The Santa Margarita Catholic High School Dance Team performed a variation of its 2012 hip hop routine at a Dia del Nino celebration in San Juan Capistrano today. This routine features nineteen of the team members, and they knew the stage was going to be very small, so they re-choreographed the dance to make it more compact. The stage was also about three feet high, and some of the girls were worried about falling off.
When we got there, I took a look at the performance space, which was under a heavy duty, white tent at midday with bright sun all around. Not good for photography. The dynamic range of exposure was between five and six stops from inside the tent to the back wall, which was bathed in light. The only optic on the planet that can handle dynamic range of this extent is the human eye; certainly no camera can. Faced with this circumstance, a photographer has three choices: (1) curse fate and pack it in; (2) fight back and compete with the sun by blasting the interior with flash (thereby preserving the exposure of the outside environment); or (3) give up all hope of saving the background and expose for the interior of the tent.

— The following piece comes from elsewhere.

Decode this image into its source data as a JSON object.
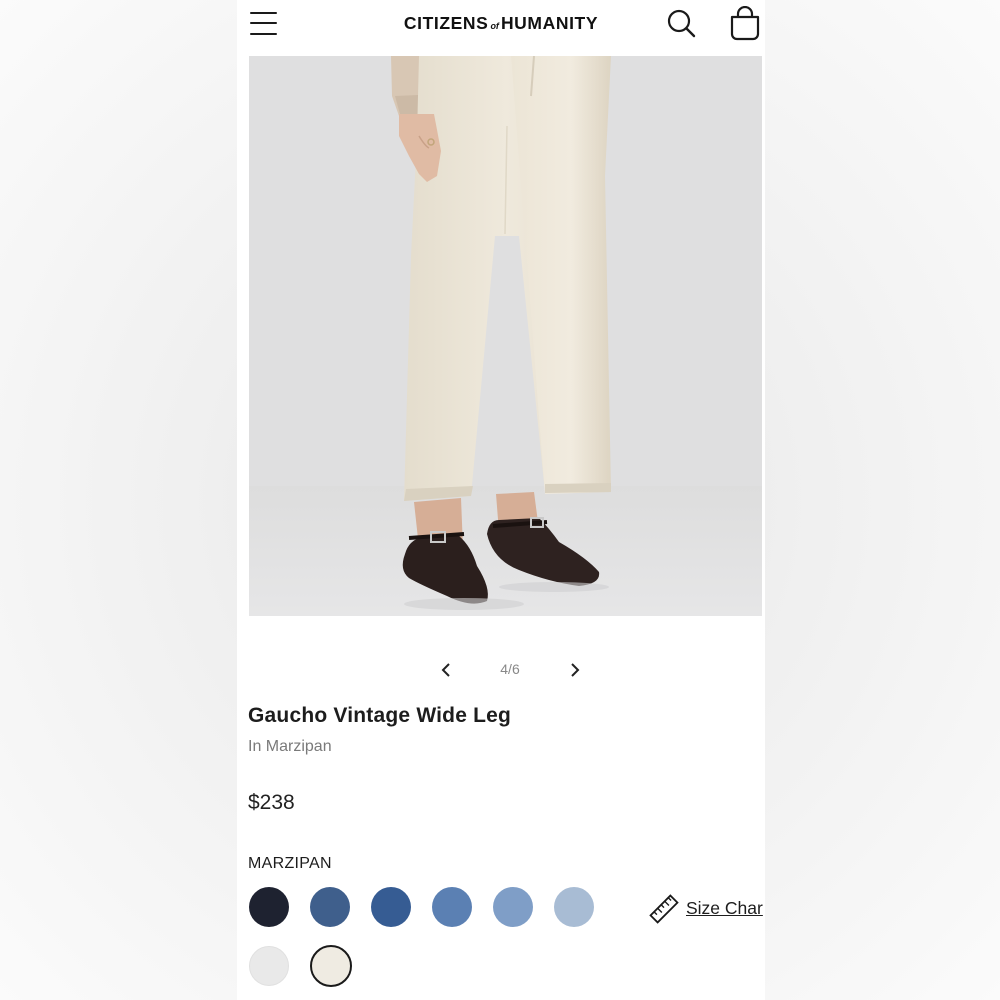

My initial reaction, unfortunately, was the first alternative. How the heck am I gonna get anything out of this? But then I recalled the wise counsel of legendary photographer Jay Maisel: "Always carry a camera; it's tough to shoot a picture without one." So, that took Option 1 off the table and sent me back to the challenge at hand.
Shooting dance, especially fast moving routines like this, is not conducive to flash photography, so I never use it. First off, using a flash is very disruptive for the dancers. Here, in this environment, I would have had to bring every photon I could deliver to cut down the dynamic range. Even blasting that much light into the tent ceiling (which is the only way it could be done without blinding the dancers), would have been disruptive to the audience, and potentially dangerous for the dancers.
So really, there was only one viable alternative, which was to expose for the conditions inside the tent. Here, it's 1/320 at f/5.6 at ISO 800. Doing so caused the back wall to completely blow out, but it also did two good things for me. First, it enabled me to completely freeze the dancers, something I rarely can accomplish in dimly lit gymnasiums where they usually compete. Second, the drastic overexposure of the outside conditions actually brought in some of the ambient exterior light, giving most of the dancers an appealing rim light to their arms and legs. That's not something you could achieve if the dynamic range weren't so drastic.
So, all in all, I'd consider this a qualified success, kinda like pulling a rabbit out of a very dark hat.